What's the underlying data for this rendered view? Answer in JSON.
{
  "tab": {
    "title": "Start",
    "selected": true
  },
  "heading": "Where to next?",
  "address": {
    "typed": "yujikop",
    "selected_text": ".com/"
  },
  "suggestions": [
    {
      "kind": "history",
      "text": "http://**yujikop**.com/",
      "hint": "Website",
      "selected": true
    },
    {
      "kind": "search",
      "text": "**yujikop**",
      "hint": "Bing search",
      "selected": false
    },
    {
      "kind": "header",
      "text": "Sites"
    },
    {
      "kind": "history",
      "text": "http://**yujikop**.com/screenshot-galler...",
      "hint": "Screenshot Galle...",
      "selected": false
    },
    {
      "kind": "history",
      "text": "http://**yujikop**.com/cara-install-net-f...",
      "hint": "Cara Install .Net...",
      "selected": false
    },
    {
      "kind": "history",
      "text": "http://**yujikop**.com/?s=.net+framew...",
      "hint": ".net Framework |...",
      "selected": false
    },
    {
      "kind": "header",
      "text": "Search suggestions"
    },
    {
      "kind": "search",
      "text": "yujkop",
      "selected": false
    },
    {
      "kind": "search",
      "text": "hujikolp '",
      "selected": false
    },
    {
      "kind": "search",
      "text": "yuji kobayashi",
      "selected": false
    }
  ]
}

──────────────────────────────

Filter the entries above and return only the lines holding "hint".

      "hint": "Website",
      "hint": "Bing search",
      "hint": "Screenshot Galle...",
      "hint": "Cara Install .Net...",
      "hint": ".net Framework |...",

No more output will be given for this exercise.